Marie Antoinette? How about watching the movie or searching pictures
of that movie for inspiration? Search Marie Antoinette on Google,
then look at the images results too. And there is
MarieAntoinette.org. It sounds like a really fun project!

Vera

Vera Battemarco
Couture Artisan Jewelry ™


#5

Norah,

I’d suggest searching on Marie Antoinette’s jewels… possibly even
referencing the recent movie with Kirsten Dunst as they did quite a
bit of historical research into fashion, as I understand.

That should give you a bit of an idea of the style to work with, at
least. Soiunds like a fun and interesting project!

Good luck!
Karen Goeller
No Limitations Designs
Hand-made, one-of-a-kind jewelry


#6

Hi, Norah. I’m not really an expert on historic jewelry, but…
Louis XVI was the late 18th century, which is the classical period.
Since you only need one piece of jewelry, apparently, it’s not all
that hard - doing a whole line would be more.

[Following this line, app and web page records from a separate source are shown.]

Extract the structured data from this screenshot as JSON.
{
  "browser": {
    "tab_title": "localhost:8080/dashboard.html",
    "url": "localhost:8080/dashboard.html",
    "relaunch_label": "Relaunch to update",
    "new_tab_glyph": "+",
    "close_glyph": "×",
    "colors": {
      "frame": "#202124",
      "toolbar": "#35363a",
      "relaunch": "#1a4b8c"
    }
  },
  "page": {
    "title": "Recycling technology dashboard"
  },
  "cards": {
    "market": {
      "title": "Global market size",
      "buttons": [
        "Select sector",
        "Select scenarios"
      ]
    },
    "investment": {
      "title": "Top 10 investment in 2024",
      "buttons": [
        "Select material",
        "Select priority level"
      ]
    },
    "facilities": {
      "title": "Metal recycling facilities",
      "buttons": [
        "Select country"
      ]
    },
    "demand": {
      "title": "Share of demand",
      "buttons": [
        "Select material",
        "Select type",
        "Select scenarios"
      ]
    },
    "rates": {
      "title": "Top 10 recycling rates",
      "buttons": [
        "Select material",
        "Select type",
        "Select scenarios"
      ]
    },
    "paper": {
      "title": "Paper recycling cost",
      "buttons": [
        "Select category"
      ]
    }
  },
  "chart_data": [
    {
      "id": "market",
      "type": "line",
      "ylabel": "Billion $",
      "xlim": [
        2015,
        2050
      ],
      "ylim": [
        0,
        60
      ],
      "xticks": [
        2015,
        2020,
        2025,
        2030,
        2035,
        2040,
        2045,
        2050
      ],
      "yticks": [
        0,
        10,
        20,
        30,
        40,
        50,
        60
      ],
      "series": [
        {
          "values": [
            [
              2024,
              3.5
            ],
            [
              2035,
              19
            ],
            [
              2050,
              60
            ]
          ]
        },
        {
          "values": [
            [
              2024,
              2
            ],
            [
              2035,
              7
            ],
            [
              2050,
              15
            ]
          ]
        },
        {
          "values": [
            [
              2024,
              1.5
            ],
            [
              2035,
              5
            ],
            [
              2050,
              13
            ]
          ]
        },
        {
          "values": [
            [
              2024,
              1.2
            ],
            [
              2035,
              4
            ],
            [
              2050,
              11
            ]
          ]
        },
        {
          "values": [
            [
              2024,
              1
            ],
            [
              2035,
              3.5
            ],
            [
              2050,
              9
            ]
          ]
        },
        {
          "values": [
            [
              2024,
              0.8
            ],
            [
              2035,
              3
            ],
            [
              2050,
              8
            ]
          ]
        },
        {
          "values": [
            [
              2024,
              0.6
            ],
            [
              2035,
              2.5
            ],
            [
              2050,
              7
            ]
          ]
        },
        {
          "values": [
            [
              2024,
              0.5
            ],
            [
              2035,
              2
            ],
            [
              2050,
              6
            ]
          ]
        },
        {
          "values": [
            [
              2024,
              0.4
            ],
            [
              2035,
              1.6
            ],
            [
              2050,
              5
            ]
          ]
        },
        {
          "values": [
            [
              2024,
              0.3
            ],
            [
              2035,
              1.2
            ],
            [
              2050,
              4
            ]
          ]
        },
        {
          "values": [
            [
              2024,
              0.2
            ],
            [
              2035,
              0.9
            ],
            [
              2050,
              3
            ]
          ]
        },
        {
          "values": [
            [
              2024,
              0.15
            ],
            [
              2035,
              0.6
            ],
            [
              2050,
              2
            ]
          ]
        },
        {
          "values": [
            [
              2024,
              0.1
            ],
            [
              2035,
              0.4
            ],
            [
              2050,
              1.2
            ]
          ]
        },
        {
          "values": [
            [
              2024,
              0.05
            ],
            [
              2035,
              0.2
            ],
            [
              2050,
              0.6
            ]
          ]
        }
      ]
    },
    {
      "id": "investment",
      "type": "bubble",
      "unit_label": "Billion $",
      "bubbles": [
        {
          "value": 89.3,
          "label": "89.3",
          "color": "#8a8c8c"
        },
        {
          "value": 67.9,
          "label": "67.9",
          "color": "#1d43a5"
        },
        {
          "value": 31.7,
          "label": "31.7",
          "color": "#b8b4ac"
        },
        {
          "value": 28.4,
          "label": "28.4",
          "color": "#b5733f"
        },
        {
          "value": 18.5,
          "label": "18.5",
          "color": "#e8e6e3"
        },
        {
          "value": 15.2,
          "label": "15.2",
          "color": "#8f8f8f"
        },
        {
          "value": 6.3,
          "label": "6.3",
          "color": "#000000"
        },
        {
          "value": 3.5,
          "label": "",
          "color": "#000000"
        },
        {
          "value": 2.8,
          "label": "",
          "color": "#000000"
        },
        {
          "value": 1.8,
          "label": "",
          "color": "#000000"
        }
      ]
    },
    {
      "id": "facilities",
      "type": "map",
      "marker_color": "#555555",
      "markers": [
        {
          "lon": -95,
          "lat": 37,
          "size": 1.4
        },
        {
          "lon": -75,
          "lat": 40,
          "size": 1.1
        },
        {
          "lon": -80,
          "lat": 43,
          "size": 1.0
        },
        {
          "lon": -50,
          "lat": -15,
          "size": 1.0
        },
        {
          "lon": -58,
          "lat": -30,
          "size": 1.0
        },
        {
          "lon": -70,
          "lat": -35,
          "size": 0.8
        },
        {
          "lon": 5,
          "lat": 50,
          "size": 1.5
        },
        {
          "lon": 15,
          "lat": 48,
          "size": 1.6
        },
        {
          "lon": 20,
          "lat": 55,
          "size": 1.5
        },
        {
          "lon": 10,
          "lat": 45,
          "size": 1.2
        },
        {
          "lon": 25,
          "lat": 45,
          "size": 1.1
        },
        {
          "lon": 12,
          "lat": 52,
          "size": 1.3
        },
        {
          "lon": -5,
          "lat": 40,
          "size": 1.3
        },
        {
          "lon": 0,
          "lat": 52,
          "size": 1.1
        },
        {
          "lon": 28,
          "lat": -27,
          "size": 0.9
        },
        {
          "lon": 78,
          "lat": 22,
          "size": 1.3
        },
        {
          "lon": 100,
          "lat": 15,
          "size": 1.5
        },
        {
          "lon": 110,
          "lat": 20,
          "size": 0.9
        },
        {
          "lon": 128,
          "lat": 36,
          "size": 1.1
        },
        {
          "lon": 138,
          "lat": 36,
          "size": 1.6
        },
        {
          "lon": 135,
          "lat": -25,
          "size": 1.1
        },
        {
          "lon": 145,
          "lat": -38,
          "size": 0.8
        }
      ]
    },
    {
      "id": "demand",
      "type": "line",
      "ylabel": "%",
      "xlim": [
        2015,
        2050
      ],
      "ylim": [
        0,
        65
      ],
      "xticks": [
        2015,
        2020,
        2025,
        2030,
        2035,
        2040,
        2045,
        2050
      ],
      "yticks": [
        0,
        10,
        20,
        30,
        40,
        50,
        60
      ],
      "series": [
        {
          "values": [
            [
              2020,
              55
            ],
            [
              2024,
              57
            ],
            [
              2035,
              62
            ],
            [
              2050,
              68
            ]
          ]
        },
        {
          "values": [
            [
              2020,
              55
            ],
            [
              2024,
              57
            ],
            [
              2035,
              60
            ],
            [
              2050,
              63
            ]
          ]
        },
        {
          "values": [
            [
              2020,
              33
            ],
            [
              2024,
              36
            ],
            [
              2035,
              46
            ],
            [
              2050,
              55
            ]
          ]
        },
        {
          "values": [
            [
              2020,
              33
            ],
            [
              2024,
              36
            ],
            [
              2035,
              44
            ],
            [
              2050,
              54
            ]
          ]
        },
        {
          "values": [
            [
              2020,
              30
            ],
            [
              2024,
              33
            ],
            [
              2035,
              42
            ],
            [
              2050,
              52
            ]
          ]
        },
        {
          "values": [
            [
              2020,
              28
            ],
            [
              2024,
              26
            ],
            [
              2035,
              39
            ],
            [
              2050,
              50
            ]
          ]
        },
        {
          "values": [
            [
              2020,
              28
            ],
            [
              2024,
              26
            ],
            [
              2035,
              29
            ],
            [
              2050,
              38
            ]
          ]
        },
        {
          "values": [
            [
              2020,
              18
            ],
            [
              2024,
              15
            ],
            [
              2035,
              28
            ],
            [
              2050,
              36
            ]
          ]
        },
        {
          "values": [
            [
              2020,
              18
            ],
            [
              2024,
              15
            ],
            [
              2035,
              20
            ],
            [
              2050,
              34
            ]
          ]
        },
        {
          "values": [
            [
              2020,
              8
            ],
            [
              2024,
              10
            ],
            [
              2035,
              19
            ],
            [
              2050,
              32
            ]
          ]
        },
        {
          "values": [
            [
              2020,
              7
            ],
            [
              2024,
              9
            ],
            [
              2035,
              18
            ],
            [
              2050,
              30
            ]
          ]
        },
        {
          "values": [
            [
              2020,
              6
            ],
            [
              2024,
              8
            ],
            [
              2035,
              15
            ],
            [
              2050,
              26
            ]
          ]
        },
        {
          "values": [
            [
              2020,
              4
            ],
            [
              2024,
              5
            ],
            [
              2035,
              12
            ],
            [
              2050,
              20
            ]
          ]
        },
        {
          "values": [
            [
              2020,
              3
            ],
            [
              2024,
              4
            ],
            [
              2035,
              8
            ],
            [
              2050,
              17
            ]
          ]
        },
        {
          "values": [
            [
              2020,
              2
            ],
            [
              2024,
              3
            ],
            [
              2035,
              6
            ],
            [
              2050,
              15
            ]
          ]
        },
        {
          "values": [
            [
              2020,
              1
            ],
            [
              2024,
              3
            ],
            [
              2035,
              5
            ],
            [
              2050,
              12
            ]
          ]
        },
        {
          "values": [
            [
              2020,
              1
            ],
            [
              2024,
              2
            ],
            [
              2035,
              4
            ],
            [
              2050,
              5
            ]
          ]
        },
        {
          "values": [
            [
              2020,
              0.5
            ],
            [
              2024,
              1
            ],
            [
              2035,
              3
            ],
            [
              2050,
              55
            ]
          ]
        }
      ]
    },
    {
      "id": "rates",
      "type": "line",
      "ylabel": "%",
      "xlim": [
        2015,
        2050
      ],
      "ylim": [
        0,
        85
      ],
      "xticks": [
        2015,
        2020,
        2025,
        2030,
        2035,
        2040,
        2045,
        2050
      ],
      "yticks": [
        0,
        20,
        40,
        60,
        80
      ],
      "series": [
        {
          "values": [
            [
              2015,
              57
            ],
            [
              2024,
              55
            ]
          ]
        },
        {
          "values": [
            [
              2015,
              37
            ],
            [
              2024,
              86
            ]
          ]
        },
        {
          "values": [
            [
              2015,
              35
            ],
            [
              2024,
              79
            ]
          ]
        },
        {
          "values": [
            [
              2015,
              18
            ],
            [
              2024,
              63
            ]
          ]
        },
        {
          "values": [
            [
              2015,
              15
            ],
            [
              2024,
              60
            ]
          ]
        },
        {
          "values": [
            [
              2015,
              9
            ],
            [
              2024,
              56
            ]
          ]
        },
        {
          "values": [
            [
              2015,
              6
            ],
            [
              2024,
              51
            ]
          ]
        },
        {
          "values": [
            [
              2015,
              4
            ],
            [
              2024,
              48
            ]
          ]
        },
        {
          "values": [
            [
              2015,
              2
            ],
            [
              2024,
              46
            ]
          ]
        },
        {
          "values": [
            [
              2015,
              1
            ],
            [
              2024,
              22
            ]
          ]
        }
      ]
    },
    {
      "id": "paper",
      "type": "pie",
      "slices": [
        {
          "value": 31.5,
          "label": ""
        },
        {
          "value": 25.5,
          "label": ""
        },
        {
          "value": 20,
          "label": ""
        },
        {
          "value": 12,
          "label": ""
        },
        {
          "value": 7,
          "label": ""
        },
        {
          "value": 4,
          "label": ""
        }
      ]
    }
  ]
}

Basically that period
through the Victorian, Georgian and even Edwardian times is typified
by what’s called “The Garland Style” - acanthus leaves, lots of
nature, figurative pieces, lots of detail, enameling, pearls, often
heavy in look if not weight. Since stage jewelry is exaggerated and
you don’t need the detail of a real piece, I’d suggest some of these
places, and you’d be near enough in style:

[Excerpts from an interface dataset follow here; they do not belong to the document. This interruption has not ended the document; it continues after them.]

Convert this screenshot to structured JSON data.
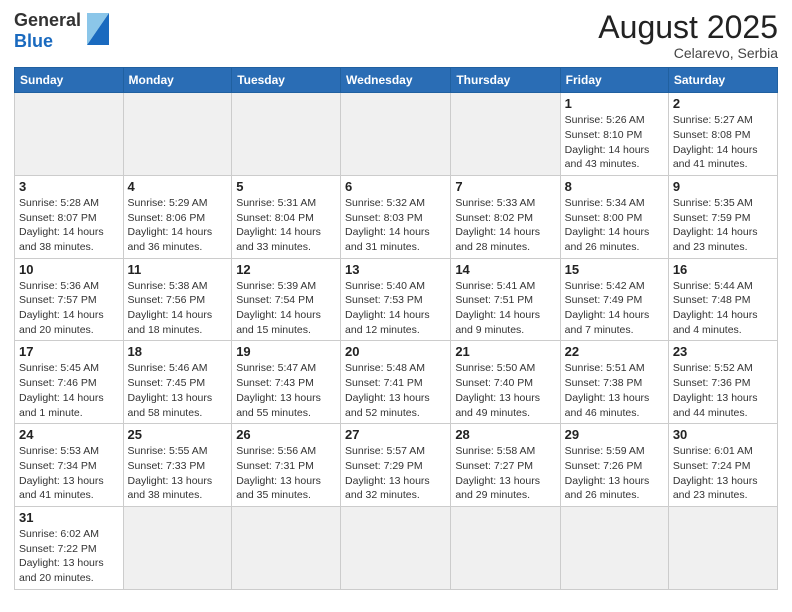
{
  "header": {
    "logo_general": "General",
    "logo_blue": "Blue",
    "title": "August 2025",
    "subtitle": "Celarevo, Serbia"
  },
  "days_of_week": [
    "Sunday",
    "Monday",
    "Tuesday",
    "Wednesday",
    "Thursday",
    "Friday",
    "Saturday"
  ],
  "weeks": [
    [
      {
        "num": "",
        "info": ""
      },
      {
        "num": "",
        "info": ""
      },
      {
        "num": "",
        "info": ""
      },
      {
        "num": "",
        "info": ""
      },
      {
        "num": "",
        "info": ""
      },
      {
        "num": "1",
        "info": "Sunrise: 5:26 AM\nSunset: 8:10 PM\nDaylight: 14 hours and 43 minutes."
      },
      {
        "num": "2",
        "info": "Sunrise: 5:27 AM\nSunset: 8:08 PM\nDaylight: 14 hours and 41 minutes."
      }
    ],
    [
      {
        "num": "3",
        "info": "Sunrise: 5:28 AM\nSunset: 8:07 PM\nDaylight: 14 hours and 38 minutes."
      },
      {
        "num": "4",
        "info": "Sunrise: 5:29 AM\nSunset: 8:06 PM\nDaylight: 14 hours and 36 minutes."
      },
      {
        "num": "5",
        "info": "Sunrise: 5:31 AM\nSunset: 8:04 PM\nDaylight: 14 hours and 33 minutes."
      },
      {
        "num": "6",
        "info": "Sunrise: 5:32 AM\nSunset: 8:03 PM\nDaylight: 14 hours and 31 minutes."
      },
      {
        "num": "7",
        "info": "Sunrise: 5:33 AM\nSunset: 8:02 PM\nDaylight: 14 hours and 28 minutes."
      },
      {
        "num": "8",
        "info": "Sunrise: 5:34 AM\nSunset: 8:00 PM\nDaylight: 14 hours and 26 minutes."
      },
      {
        "num": "9",
        "info": "Sunrise: 5:35 AM\nSunset: 7:59 PM\nDaylight: 14 hours and 23 minutes."
      }
    ],
    [
      {
        "num": "10",
        "info": "Sunrise: 5:36 AM\nSunset: 7:57 PM\nDaylight: 14 hours and 20 minutes."
      },
      {
        "num": "11",
        "info": "Sunrise: 5:38 AM\nSunset: 7:56 PM\nDaylight: 14 hours and 18 minutes."
      },
      {
        "num": "12",
        "info": "Sunrise: 5:39 AM\nSunset: 7:54 PM\nDaylight: 14 hours and 15 minutes."
      },
      {
        "num": "13",
        "info": "Sunrise: 5:40 AM\nSunset: 7:53 PM\nDaylight: 14 hours and 12 minutes."
      },
      {
        "num": "14",
        "info": "Sunrise: 5:41 AM\nSunset: 7:51 PM\nDaylight: 14 hours and 9 minutes."
      },
      {
        "num": "15",
        "info": "Sunrise: 5:42 AM\nSunset: 7:49 PM\nDaylight: 14 hours and 7 minutes."
      },
      {
        "num": "16",
        "info": "Sunrise: 5:44 AM\nSunset: 7:48 PM\nDaylight: 14 hours and 4 minutes."
      }
    ],
    [
      {
        "num": "17",
        "info": "Sunrise: 5:45 AM\nSunset: 7:46 PM\nDaylight: 14 hours and 1 minute."
      },
      {
        "num": "18",
        "info": "Sunrise: 5:46 AM\nSunset: 7:45 PM\nDaylight: 13 hours and 58 minutes."
      },
      {
        "num": "19",
        "info": "Sunrise: 5:47 AM\nSunset: 7:43 PM\nDaylight: 13 hours and 55 minutes."
      },
      {
        "num": "20",
        "info": "Sunrise: 5:48 AM\nSunset: 7:41 PM\nDaylight: 13 hours and 52 minutes."
      },
      {
        "num": "21",
        "info": "Sunrise: 5:50 AM\nSunset: 7:40 PM\nDaylight: 13 hours and 49 minutes."
      },
      {
        "num": "22",
        "info": "Sunrise: 5:51 AM\nSunset: 7:38 PM\nDaylight: 13 hours and 46 minutes."
      },
      {
        "num": "23",
        "info": "Sunrise: 5:52 AM\nSunset: 7:36 PM\nDaylight: 13 hours and 44 minutes."
      }
    ],
    [
      {
        "num": "24",
        "info": "Sunrise: 5:53 AM\nSunset: 7:34 PM\nDaylight: 13 hours and 41 minutes."
      },
      {
        "num": "25",
        "info": "Sunrise: 5:55 AM\nSunset: 7:33 PM\nDaylight: 13 hours and 38 minutes."
      },
      {
        "num": "26",
        "info": "Sunrise: 5:56 AM\nSunset: 7:31 PM\nDaylight: 13 hours and 35 minutes."
      },
      {
        "num": "27",
        "info": "Sunrise: 5:57 AM\nSunset: 7:29 PM\nDaylight: 13 hours and 32 minutes."
      },
      {
        "num": "28",
        "info": "Sunrise: 5:58 AM\nSunset: 7:27 PM\nDaylight: 13 hours and 29 minutes."
      },
      {
        "num": "29",
        "info": "Sunrise: 5:59 AM\nSunset: 7:26 PM\nDaylight: 13 hours and 26 minutes."
      },
      {
        "num": "30",
        "info": "Sunrise: 6:01 AM\nSunset: 7:24 PM\nDaylight: 13 hours and 23 minutes."
      }
    ],
    [
      {
        "num": "31",
        "info": "Sunrise: 6:02 AM\nSunset: 7:22 PM\nDaylight: 13 hours and 20 minutes."
      },
      {
        "num": "",
        "info": ""
      },
      {
        "num": "",
        "info": ""
      },
      {
        "num": "",
        "info": ""
      },
      {
        "num": "",
        "info": ""
      },
      {
        "num": "",
        "info": ""
      },
      {
        "num": "",
        "info": ""
      }
    ]
  ]
}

http://www.bentley-skinner.co.uk
http://www.heritagejewellery.co.uk -a few of that period
http://www.sjphillips.com

That’s probably good - if you did something frilly and leafy that’s
fairly symmetrical you’d probably be ok - something with pearl beads
maybe (I doubt the budget includes real ones…)

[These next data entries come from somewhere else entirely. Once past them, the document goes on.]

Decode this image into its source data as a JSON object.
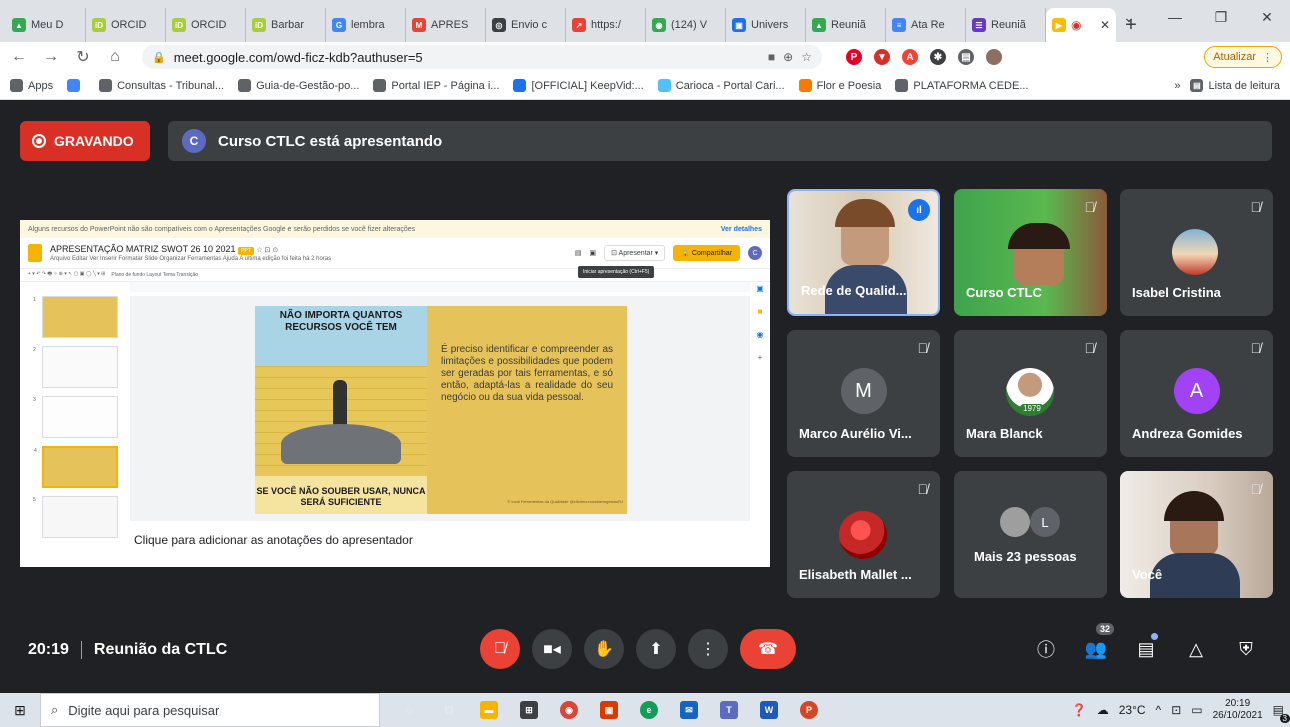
{
  "browser": {
    "tabs": [
      {
        "title": "Meu D",
        "color": "#34a853",
        "glyph": "▲"
      },
      {
        "title": "ORCID",
        "color": "#a6ce39",
        "glyph": "iD"
      },
      {
        "title": "ORCID",
        "color": "#a6ce39",
        "glyph": "iD"
      },
      {
        "title": "Barbar",
        "color": "#a6ce39",
        "glyph": "iD"
      },
      {
        "title": "lembra",
        "color": "#4285f4",
        "glyph": "G"
      },
      {
        "title": "APRES",
        "color": "#ea4335",
        "glyph": "M"
      },
      {
        "title": "Envio c",
        "color": "#3c4043",
        "glyph": "◎"
      },
      {
        "title": "https:/",
        "color": "#ea4335",
        "glyph": "↗"
      },
      {
        "title": "(124) V",
        "color": "#34a853",
        "glyph": "◉"
      },
      {
        "title": "Univers",
        "color": "#1a73e8",
        "glyph": "▣"
      },
      {
        "title": "Reuniã",
        "color": "#34a853",
        "glyph": "▲"
      },
      {
        "title": "Ata Re",
        "color": "#4285f4",
        "glyph": "≡"
      },
      {
        "title": "Reuniã",
        "color": "#673ab7",
        "glyph": "☰"
      }
    ],
    "new_tab": "+",
    "url": "meet.google.com/owd-ficz-kdb?authuser=5",
    "update_label": "Atualizar",
    "bookmarks": [
      {
        "label": "Apps",
        "color": "#5f6368"
      },
      {
        "label": "",
        "color": "#4285f4"
      },
      {
        "label": "Consultas - Tribunal...",
        "color": "#5f6368"
      },
      {
        "label": "Guia-de-Gestão-po...",
        "color": "#5f6368"
      },
      {
        "label": "Portal IEP - Página i...",
        "color": "#5f6368"
      },
      {
        "label": "[OFFICIAL] KeepVid:...",
        "color": "#1a73e8"
      },
      {
        "label": "Carioca - Portal Cari...",
        "color": "#4fc3f7"
      },
      {
        "label": "Flor e Poesia",
        "color": "#f57c00"
      },
      {
        "label": "PLATAFORMA CEDE...",
        "color": "#5f6368"
      }
    ],
    "reading_list": "Lista de leitura",
    "more_bookmarks": "»"
  },
  "meet": {
    "recording_label": "GRAVANDO",
    "presenter_initial": "C",
    "presenting_text": "Curso CTLC está apresentando",
    "meeting_time": "20:19",
    "meeting_name": "Reunião da CTLC",
    "participant_count": "32"
  },
  "slides": {
    "warning": "Alguns recursos do PowerPoint não são compatíveis com o Apresentações Google e serão perdidos se você fizer alterações",
    "warning_link": "Ver detalhes",
    "doc_title": "APRESENTAÇÃO MATRIZ SWOT 26 10 2021",
    "doc_badge": "PPT",
    "menu": "Arquivo  Editar  Ver  Inserir  Formatar  Slide  Organizar  Ferramentas  Ajuda  A última edição foi feita há 2 horas",
    "present_label": "Apresentar",
    "share_label": "Compartilhar",
    "tooltip": "Iniciar apresentação (Ctrl+F5)",
    "format_bar": "Plano de fundo   Layout   Tema   Transição",
    "slide_heading": "NÃO IMPORTA QUANTOS RECURSOS VOCÊ TEM",
    "slide_footer": "SE VOCÊ NÃO SOUBER USAR, NUNCA SERÁ SUFICIENTE",
    "slide_text": "É preciso identificar e compreender as limitações e possibilidades que podem ser geradas por tais ferramentas, e só então, adaptá-las a realidade do seu negócio ou da sua vida pessoal.",
    "slide_credit": "© Ioval Ferramentas da Qualidade @ctlctrecursosdaemgestaoRJ",
    "notes_placeholder": "Clique para adicionar as anotações do apresentador",
    "thumb_numbers": [
      "1",
      "2",
      "3",
      "4",
      "5"
    ]
  },
  "participants": [
    {
      "name": "Rede de Qualid...",
      "kind": "video",
      "speaking": true,
      "muted": false
    },
    {
      "name": "Curso CTLC",
      "kind": "video",
      "speaking": false,
      "muted": true
    },
    {
      "name": "Isabel Cristina",
      "kind": "photo",
      "speaking": false,
      "muted": true
    },
    {
      "name": "Marco Aurélio Vi...",
      "kind": "letter",
      "letter": "M",
      "color": "#5f6368",
      "muted": true
    },
    {
      "name": "Mara Blanck",
      "kind": "photo",
      "badge": "1979",
      "muted": true
    },
    {
      "name": "Andreza Gomides",
      "kind": "letter",
      "letter": "A",
      "color": "#a142f4",
      "muted": true
    },
    {
      "name": "Elisabeth Mallet ...",
      "kind": "photo",
      "muted": true
    },
    {
      "name": "Mais 23 pessoas",
      "kind": "more",
      "letter": "L",
      "muted": false
    },
    {
      "name": "Você",
      "kind": "video",
      "muted": true
    }
  ],
  "taskbar": {
    "search_placeholder": "Digite aqui para pesquisar",
    "temperature": "23°C",
    "time": "20:19",
    "date": "26/10/2021",
    "notif_count": "3"
  }
}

http://www.donivanandmaggiora.com


#7

Hi!

From the that I could gather:

They wore something like a choker or a collar, long necklaces and
girandoles-earrings with 3 hanging elements in pendeloque form.

The design motifs typical of this period: garland-like curves in
chains, slender leaves, branches and flowers with a naturalism
underlined by soft colours, coloured stones in the centre of the
jewel, delicate bows, repitition of form giving an overall heavy
impression though the individual units would be light.

I hope this helps.
Hema


#8

This is a best site I found, start from:

http://royal-magazin.de/french/crown-jewels.htm
some other info at
http://napoleon-series.org/research/miscellaneous/c_crownjewels.html#1
http://si.edu/Encyclopedia_SI/nmnh/hope.htm

What a fun job!
Leena


#9

Hi Norah,

Actually chairs, clocks, furniture, from the period are all good
beginning sources for getting a ‘feel’ for the style you’re going
for. You can look at period jewelry in museums to find things like
proper gem cuts and popular colors, but without the surrounding
context, it’s hard to create a piece that looks authentic. You really
want to look at everything from the period for ideas and clues to
’what’ the fashion was. It also helps to research the history for
clues to ‘why’ certain design elements were popular. Take a close
look at portraits from the period, and focus on not only the jewels
worn, but also pay close attention to the clothing, accessories, and
the architecture of items in the portrait. You’ll start to notice the
more minute common design elements in everything from jewelry,
textile patterns, furniture motifs, weaponry, etc. Also keep in mind
that for the stage, the piece usually doesn’t need to be accurate in
authenticity of construction. You really want it to be big and bold
for the audience. Take the design elements you use and really
exaggerate them. I think you’re on the right track with something
wide and dripping with sparklies. Good luck on the project! It sounds
like fun work!

Best regards,

Lyn Punkari
Darkridge Jewels


#10

Thanks for the links, they have been a huge help!

There is a budget to contend with which will be a challange, but the
director wants to keep the piece herself so it’s a bit more then you
would expect (and suddenly I have less corners I can cut too)… I
just didn’t want to sink an entire day of the budget on being lost
in the Toronto Refferance Library. I’m getting advertising which I
can put against ~some~ of the labour, but seeing as I haven’t
designed it yet I haven’t costed out the materials yet. laughs Good
thing I love a challange yes? I also think I’m going to be loving the
strong Canadian dollar.

Anyway thank you, as always you guys rock!

Norah Kerr
www.besmithian.com